*** INFORMATION SUPPLIED
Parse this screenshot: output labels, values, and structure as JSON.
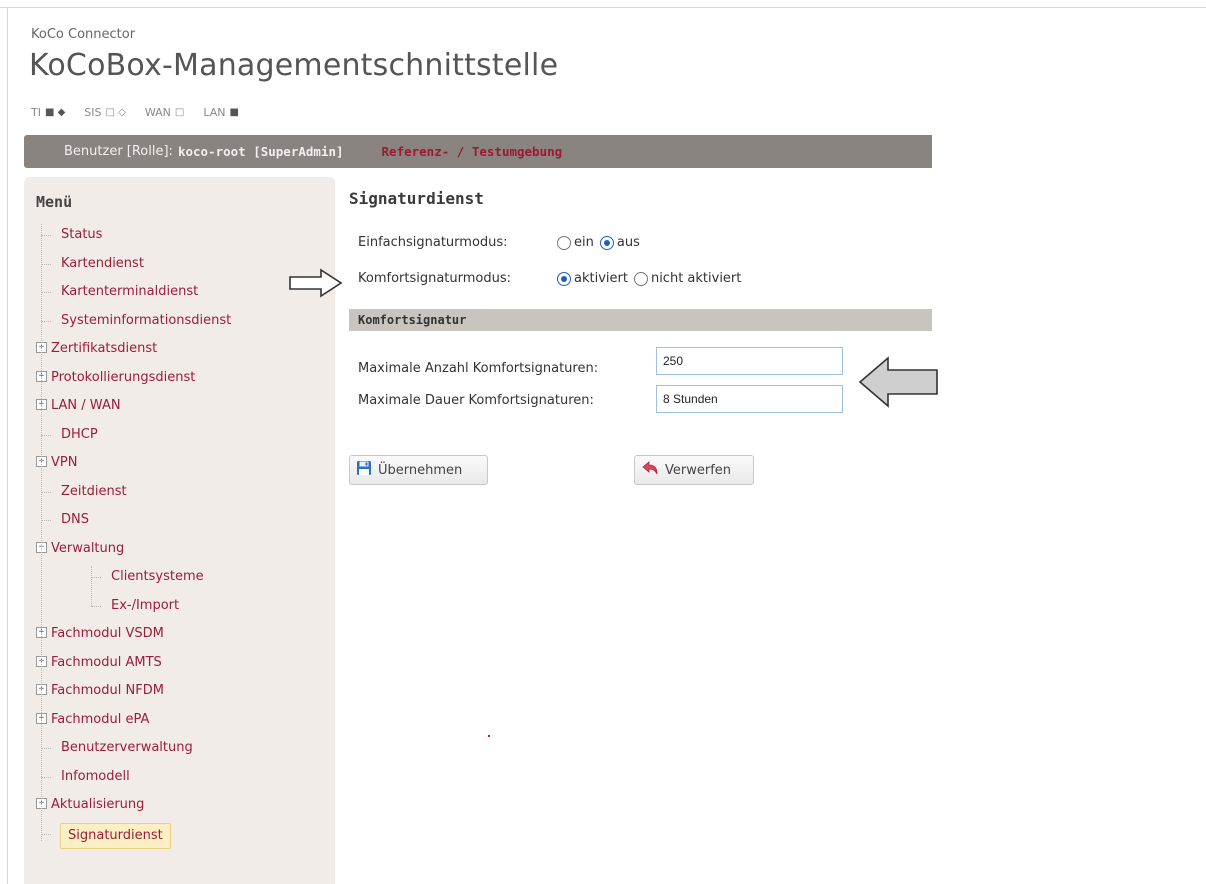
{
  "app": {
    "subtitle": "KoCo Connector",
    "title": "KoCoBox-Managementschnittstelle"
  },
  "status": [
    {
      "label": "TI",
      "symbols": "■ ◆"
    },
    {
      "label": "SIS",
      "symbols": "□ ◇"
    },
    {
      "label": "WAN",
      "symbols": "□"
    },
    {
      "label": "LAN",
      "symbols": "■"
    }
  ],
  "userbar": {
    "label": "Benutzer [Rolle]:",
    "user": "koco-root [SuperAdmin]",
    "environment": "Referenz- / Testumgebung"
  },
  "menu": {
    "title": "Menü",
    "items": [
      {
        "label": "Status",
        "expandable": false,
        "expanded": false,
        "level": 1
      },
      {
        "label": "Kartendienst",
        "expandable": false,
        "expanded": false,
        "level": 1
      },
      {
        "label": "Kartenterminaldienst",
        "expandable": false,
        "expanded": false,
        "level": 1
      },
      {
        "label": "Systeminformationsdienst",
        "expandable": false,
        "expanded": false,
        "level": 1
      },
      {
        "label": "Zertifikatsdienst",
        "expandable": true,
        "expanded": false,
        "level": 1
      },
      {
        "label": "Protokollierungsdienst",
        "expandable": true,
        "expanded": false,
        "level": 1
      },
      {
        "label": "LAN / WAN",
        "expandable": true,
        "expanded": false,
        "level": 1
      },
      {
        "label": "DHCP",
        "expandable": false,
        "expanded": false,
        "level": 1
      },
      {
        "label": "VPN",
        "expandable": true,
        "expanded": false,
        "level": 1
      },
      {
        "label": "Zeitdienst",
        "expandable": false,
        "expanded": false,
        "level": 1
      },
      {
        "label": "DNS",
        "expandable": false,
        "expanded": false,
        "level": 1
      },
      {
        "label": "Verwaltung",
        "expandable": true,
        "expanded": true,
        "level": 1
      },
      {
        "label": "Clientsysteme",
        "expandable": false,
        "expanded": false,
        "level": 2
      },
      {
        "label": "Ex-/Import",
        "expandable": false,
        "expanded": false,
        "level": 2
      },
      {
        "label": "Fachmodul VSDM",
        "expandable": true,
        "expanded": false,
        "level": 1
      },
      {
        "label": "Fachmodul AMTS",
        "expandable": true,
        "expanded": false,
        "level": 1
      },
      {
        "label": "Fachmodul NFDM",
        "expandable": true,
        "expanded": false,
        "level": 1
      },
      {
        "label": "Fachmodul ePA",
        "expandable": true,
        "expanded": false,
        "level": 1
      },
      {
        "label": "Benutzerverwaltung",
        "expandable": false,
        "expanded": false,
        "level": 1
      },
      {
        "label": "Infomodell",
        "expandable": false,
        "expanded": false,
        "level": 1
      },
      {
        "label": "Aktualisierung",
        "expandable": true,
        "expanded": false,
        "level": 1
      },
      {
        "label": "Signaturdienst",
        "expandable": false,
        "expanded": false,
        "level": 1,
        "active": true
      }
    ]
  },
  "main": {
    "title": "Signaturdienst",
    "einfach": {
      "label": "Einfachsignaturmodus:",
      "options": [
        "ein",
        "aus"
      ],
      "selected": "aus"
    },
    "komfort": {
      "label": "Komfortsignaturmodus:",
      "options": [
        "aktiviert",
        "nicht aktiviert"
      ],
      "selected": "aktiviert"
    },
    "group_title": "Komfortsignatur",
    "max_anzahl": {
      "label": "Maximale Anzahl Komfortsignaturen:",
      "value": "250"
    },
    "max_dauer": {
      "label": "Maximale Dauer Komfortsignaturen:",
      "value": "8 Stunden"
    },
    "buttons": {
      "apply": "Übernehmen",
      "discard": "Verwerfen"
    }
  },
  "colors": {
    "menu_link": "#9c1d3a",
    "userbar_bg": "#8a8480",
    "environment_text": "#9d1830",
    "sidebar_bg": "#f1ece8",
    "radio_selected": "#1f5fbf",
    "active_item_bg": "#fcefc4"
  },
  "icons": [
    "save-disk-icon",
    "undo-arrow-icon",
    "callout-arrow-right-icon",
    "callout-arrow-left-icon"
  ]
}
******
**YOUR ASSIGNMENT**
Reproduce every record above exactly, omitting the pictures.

**EXPECTED OUTPUT**
Parse this screenshot: output labels, values, and structure as JSON.
{
  "app": {
    "subtitle": "KoCo Connector",
    "title": "KoCoBox-Managementschnittstelle"
  },
  "status": [
    {
      "label": "TI",
      "symbols": "■ ◆"
    },
    {
      "label": "SIS",
      "symbols": "□ ◇"
    },
    {
      "label": "WAN",
      "symbols": "□"
    },
    {
      "label": "LAN",
      "symbols": "■"
    }
  ],
  "userbar": {
    "label": "Benutzer [Rolle]:",
    "user": "koco-root [SuperAdmin]",
    "environment": "Referenz- / Testumgebung"
  },
  "menu": {
    "title": "Menü",
    "items": [
      {
        "label": "Status",
        "expandable": false,
        "expanded": false,
        "level": 1
      },
      {
        "label": "Kartendienst",
        "expandable": false,
        "expanded": false,
        "level": 1
      },
      {
        "label": "Kartenterminaldienst",
        "expandable": false,
        "expanded": false,
        "level": 1
      },
      {
        "label": "Systeminformationsdienst",
        "expandable": false,
        "expanded": false,
        "level": 1
      },
      {
        "label": "Zertifikatsdienst",
        "expandable": true,
        "expanded": false,
        "level": 1
      },
      {
        "label": "Protokollierungsdienst",
        "expandable": true,
        "expanded": false,
        "level": 1
      },
      {
        "label": "LAN / WAN",
        "expandable": true,
        "expanded": false,
        "level": 1
      },
      {
        "label": "DHCP",
        "expandable": false,
        "expanded": false,
        "level": 1
      },
      {
        "label": "VPN",
        "expandable": true,
        "expanded": false,
        "level": 1
      },
      {
        "label": "Zeitdienst",
        "expandable": false,
        "expanded": false,
        "level": 1
      },
      {
        "label": "DNS",
        "expandable": false,
        "expanded": false,
        "level": 1
      },
      {
        "label": "Verwaltung",
        "expandable": true,
        "expanded": true,
        "level": 1
      },
      {
        "label": "Clientsysteme",
        "expandable": false,
        "expanded": false,
        "level": 2
      },
      {
        "label": "Ex-/Import",
        "expandable": false,
        "expanded": false,
        "level": 2
      },
      {
        "label": "Fachmodul VSDM",
        "expandable": true,
        "expanded": false,
        "level": 1
      },
      {
        "label": "Fachmodul AMTS",
        "expandable": true,
        "expanded": false,
        "level": 1
      },
      {
        "label": "Fachmodul NFDM",
        "expandable": true,
        "expanded": false,
        "level": 1
      },
      {
        "label": "Fachmodul ePA",
        "expandable": true,
        "expanded": false,
        "level": 1
      },
      {
        "label": "Benutzerverwaltung",
        "expandable": false,
        "expanded": false,
        "level": 1
      },
      {
        "label": "Infomodell",
        "expandable": false,
        "expanded": false,
        "level": 1
      },
      {
        "label": "Aktualisierung",
        "expandable": true,
        "expanded": false,
        "level": 1
      },
      {
        "label": "Signaturdienst",
        "expandable": false,
        "expanded": false,
        "level": 1,
        "active": true
      }
    ]
  },
  "main": {
    "title": "Signaturdienst",
    "einfach": {
      "label": "Einfachsignaturmodus:",
      "options": [
        "ein",
        "aus"
      ],
      "selected": "aus"
    },
    "komfort": {
      "label": "Komfortsignaturmodus:",
      "options": [
        "aktiviert",
        "nicht aktiviert"
      ],
      "selected": "aktiviert"
    },
    "group_title": "Komfortsignatur",
    "max_anzahl": {
      "label": "Maximale Anzahl Komfortsignaturen:",
      "value": "250"
    },
    "max_dauer": {
      "label": "Maximale Dauer Komfortsignaturen:",
      "value": "8 Stunden"
    },
    "buttons": {
      "apply": "Übernehmen",
      "discard": "Verwerfen"
    }
  },
  "colors": {
    "menu_link": "#9c1d3a",
    "userbar_bg": "#8a8480",
    "environment_text": "#9d1830",
    "sidebar_bg": "#f1ece8",
    "radio_selected": "#1f5fbf",
    "active_item_bg": "#fcefc4"
  },
  "icons": [
    "save-disk-icon",
    "undo-arrow-icon",
    "callout-arrow-right-icon",
    "callout-arrow-left-icon"
  ]
}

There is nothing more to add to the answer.